It is appropriate here to show that Imam al-Shafi'i was a follower of the Sunnah and did not permit departure from the Sunnah into bidah, and that al-Shafi'i's statements cited above are no proof whatsoever for those people who claim attachment to him, but misunderstand his words (regarding the linguistic use of the term 'bidah') and confuse them with the bidah idafiyyah. The example that can be given here is what is cited by Ibn Hajar in Fath al-Bari from al-Shafi'i in relation to touching the corners of the kabah. In Kitab al-Hajj, al-Bukhari brings a chapter heading titled "On the one who does not touch except the two Yemeni corners" and in his commentary Ibn Hajar discusses the various narrations in this regard that pertain to Mu'awiyyah (radiallaahu anhu) touching all four corners and Ibn Abbaas (radiallaahu anhu) advising him that only the two corners are to be touched. Mu'awiyyah states, "There is nothing from the house (ka'bah) that is abandoned." Ibn Hajar cites al-Shafi'i (see 3/473-474):

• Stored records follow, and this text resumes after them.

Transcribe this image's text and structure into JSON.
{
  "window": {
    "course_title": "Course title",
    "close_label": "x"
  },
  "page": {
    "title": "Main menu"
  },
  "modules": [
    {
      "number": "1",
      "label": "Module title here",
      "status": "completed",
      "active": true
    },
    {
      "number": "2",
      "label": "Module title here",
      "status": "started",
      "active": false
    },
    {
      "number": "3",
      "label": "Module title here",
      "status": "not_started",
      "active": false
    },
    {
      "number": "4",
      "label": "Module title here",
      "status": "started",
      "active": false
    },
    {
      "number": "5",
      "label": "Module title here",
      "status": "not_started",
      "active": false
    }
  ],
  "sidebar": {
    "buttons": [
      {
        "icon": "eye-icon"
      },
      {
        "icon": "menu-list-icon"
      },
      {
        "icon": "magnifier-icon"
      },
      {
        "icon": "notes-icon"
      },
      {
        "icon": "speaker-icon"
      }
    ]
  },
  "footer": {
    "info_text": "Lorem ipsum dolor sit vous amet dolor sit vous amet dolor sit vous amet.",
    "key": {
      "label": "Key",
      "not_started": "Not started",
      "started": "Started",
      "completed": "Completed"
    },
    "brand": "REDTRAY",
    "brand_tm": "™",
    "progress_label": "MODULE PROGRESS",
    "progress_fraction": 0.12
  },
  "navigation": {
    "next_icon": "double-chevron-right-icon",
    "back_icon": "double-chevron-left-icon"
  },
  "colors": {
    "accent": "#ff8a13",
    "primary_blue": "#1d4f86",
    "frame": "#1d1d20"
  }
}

And al-Shafi'i responded to the saying of the one who said, "There is nothing from the house (ka'bah) that is abandoned" with (the response) that: We have not left touching the (two corners) out of abandoning the house, and how can a person be abandoning it when he is making tawaf around it. Rather, we follow the Sunnah both in performance (fi'l) and abandonment (tark), and if not touching them both constitutes abandoning them, then not touching what is between the corners would also be abandonment of it, yet there is no one expressing this [view].

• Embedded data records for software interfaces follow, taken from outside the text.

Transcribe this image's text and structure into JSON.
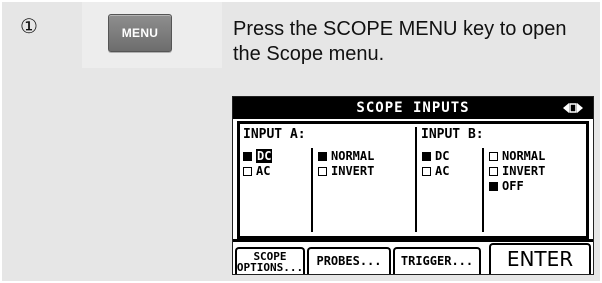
{
  "step": {
    "number": "①"
  },
  "key": {
    "label": "MENU"
  },
  "instruction": "Press the SCOPE MENU key to open the Scope menu.",
  "lcd": {
    "title": "SCOPE INPUTS",
    "nav_icon": "left-right-arrows-icon",
    "input_a": {
      "label": "INPUT A:",
      "coupling": [
        {
          "label": "DC",
          "selected": true
        },
        {
          "label": "AC",
          "selected": false
        }
      ],
      "polarity": [
        {
          "label": "NORMAL",
          "selected": true
        },
        {
          "label": "INVERT",
          "selected": false
        }
      ]
    },
    "input_b": {
      "label": "INPUT B:",
      "coupling": [
        {
          "label": "DC",
          "selected": true
        },
        {
          "label": "AC",
          "selected": false
        }
      ],
      "polarity": [
        {
          "label": "NORMAL",
          "selected": false
        },
        {
          "label": "INVERT",
          "selected": false
        },
        {
          "label": "OFF",
          "selected": true
        }
      ]
    },
    "softkeys": {
      "scope_options_line1": "SCOPE",
      "scope_options_line2": "OPTIONS...",
      "probes": "PROBES...",
      "trigger": "TRIGGER...",
      "enter": "ENTER"
    }
  }
}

Al-Shafi'i indicates this is the practice of the Messenger (alayhis salaam) - to only touch the two corners - and Ibn Hajar says (3/474) that to kiss the first (the stone) and touch the second (Yemeni corner) only (and not touch or kiss the other two) is the view of the majority.

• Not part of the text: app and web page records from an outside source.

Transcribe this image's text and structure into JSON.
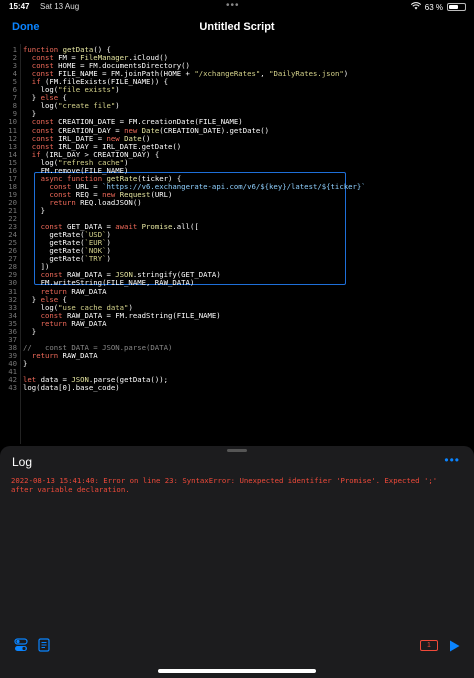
{
  "status_bar": {
    "time": "15:47",
    "date": "Sat 13 Aug",
    "battery_percent": "63 %",
    "battery_level": 0.63
  },
  "nav": {
    "done_label": "Done",
    "title": "Untitled Script"
  },
  "editor": {
    "lines": [
      {
        "num": "1",
        "html": "<span class=\"kw\">function</span> <span class=\"fn\">getData</span>() {"
      },
      {
        "num": "2",
        "html": "  <span class=\"kw\">const</span> FM = <span class=\"fn\">FileManager</span>.iCloud()"
      },
      {
        "num": "3",
        "html": "  <span class=\"kw\">const</span> HOME = FM.documentsDirectory()"
      },
      {
        "num": "4",
        "html": "  <span class=\"kw\">const</span> FILE_NAME = FM.joinPath(HOME + <span class=\"str\">\"/xchangeRates\"</span>, <span class=\"str\">\"DailyRates.json\"</span>)"
      },
      {
        "num": "5",
        "html": "  <span class=\"kw\">if</span> (FM.fileExists(FILE_NAME)) {"
      },
      {
        "num": "6",
        "html": "    log(<span class=\"str\">\"file exists\"</span>)"
      },
      {
        "num": "7",
        "html": "  } <span class=\"kw\">else</span> {"
      },
      {
        "num": "8",
        "html": "    log(<span class=\"str\">\"create file\"</span>)"
      },
      {
        "num": "9",
        "html": "  }"
      },
      {
        "num": "10",
        "html": "  <span class=\"kw\">const</span> CREATION_DATE = FM.creationDate(FILE_NAME)"
      },
      {
        "num": "11",
        "html": "  <span class=\"kw\">const</span> CREATION_DAY = <span class=\"kw\">new</span> <span class=\"fn\">Date</span>(CREATION_DATE).getDate()"
      },
      {
        "num": "12",
        "html": "  <span class=\"kw\">const</span> IRL_DATE = <span class=\"kw\">new</span> <span class=\"fn\">Date</span>()"
      },
      {
        "num": "13",
        "html": "  <span class=\"kw\">const</span> IRL_DAY = IRL_DATE.getDate()"
      },
      {
        "num": "14",
        "html": "  <span class=\"kw\">if</span> (IRL_DAY > CREATION_DAY) {"
      },
      {
        "num": "15",
        "html": "    log(<span class=\"str\">\"refresh cache\"</span>)"
      },
      {
        "num": "16",
        "html": "    FM.remove(FILE_NAME)"
      },
      {
        "num": "17",
        "html": "    <span class=\"kw\">async</span> <span class=\"kw\">function</span> <span class=\"fn\">getRate</span>(ticker) {"
      },
      {
        "num": "18",
        "html": "      <span class=\"kw\">const</span> URL = <span class=\"tpl\">`https://v6.exchangerate-api.com/v6/${key}/latest/${ticker}`</span>"
      },
      {
        "num": "19",
        "html": "      <span class=\"kw\">const</span> REQ = <span class=\"kw\">new</span> <span class=\"fn\">Request</span>(URL)"
      },
      {
        "num": "20",
        "html": "      <span class=\"kw\">return</span> REQ.loadJSON()"
      },
      {
        "num": "21",
        "html": "    }"
      },
      {
        "num": "22",
        "html": ""
      },
      {
        "num": "23",
        "html": "    <span class=\"kw\">const</span> GET_DATA = <span class=\"kw\">await</span> <span class=\"fn\">Promise</span>.all(["
      },
      {
        "num": "24",
        "html": "      getRate(<span class=\"str\">`USD`</span>)"
      },
      {
        "num": "25",
        "html": "      getRate(<span class=\"str\">`EUR`</span>)"
      },
      {
        "num": "26",
        "html": "      getRate(<span class=\"str\">`NOK`</span>)"
      },
      {
        "num": "27",
        "html": "      getRate(<span class=\"str\">`TRY`</span>)"
      },
      {
        "num": "28",
        "html": "    ])"
      },
      {
        "num": "29",
        "html": "    <span class=\"kw\">const</span> RAW_DATA = <span class=\"fn\">JSON</span>.stringify(GET_DATA)"
      },
      {
        "num": "30",
        "html": "    FM.writeString(FILE_NAME, RAW_DATA)"
      },
      {
        "num": "31",
        "html": "    <span class=\"kw\">return</span> RAW_DATA"
      },
      {
        "num": "32",
        "html": "  } <span class=\"kw\">else</span> {"
      },
      {
        "num": "33",
        "html": "    log(<span class=\"str\">\"use cache data\"</span>)"
      },
      {
        "num": "34",
        "html": "    <span class=\"kw\">const</span> RAW_DATA = FM.readString(FILE_NAME)"
      },
      {
        "num": "35",
        "html": "    <span class=\"kw\">return</span> RAW_DATA"
      },
      {
        "num": "36",
        "html": "  }"
      },
      {
        "num": "37",
        "html": ""
      },
      {
        "num": "38",
        "html": "<span class=\"cm\">//   const DATA = JSON.parse(DATA)</span>"
      },
      {
        "num": "39",
        "html": "  <span class=\"kw\">return</span> RAW_DATA"
      },
      {
        "num": "40",
        "html": "}"
      },
      {
        "num": "41",
        "html": ""
      },
      {
        "num": "42",
        "html": "<span class=\"kw\">let</span> data = <span class=\"fn\">JSON</span>.parse(getData());"
      },
      {
        "num": "43",
        "html": "log(data[0].base_code)"
      }
    ]
  },
  "log": {
    "title": "Log",
    "message": "2022-08-13 15:41:40: Error on line 23: SyntaxError: Unexpected identifier 'Promise'. Expected ';' after variable declaration."
  },
  "toolbar": {
    "error_count": "1"
  },
  "colors": {
    "accent": "#0a84ff",
    "error": "#f04a3a",
    "selection": "#1e6fd9"
  }
}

The point of evidence here is that upon the argument of the innovators that "good innovation" is allowed so long as it has a basis in the Shariah then why did al-Shafi'i show rejection against this because it can be argued that since touching the other two corners is already established in the Sunnah (so we now have a basis) why cannot we innovate and touch the other two corners and none of this would clash with the Shariah and it would be "good innovation". This is because they do not understand the statements of al-Shafi'i correctly, who does not allow any innovation whatsoever in the matters of worship because matters of worship are not the same as matters included within the broader linguistic usage of the term 'bidah' (like the masalih mursalah) which is how al-Shafi'i makes application of the term 'bidah.'
In reality, what they are upon is the bidah idafiyyah in matters of worship (ibadah) and they attempt to make it appear that what they are upon of reprehensible innovation which has no evidence for its particulars and details from the Sunnah is of the same category as what is entered into a purely linguistic usage of the term 'bidah' by some of the scholars. So their deception is clear walhamdulillaah. We will make their deception even more clear in our series "Proof That The bidah idafiyyah is Evil and Rejected" (read series here). Refer to that for more details which will highlight ever more clearly their departure from the way of al-Shafi'i (and others they claim to be following such as al-Izz bin Abd al-Salam).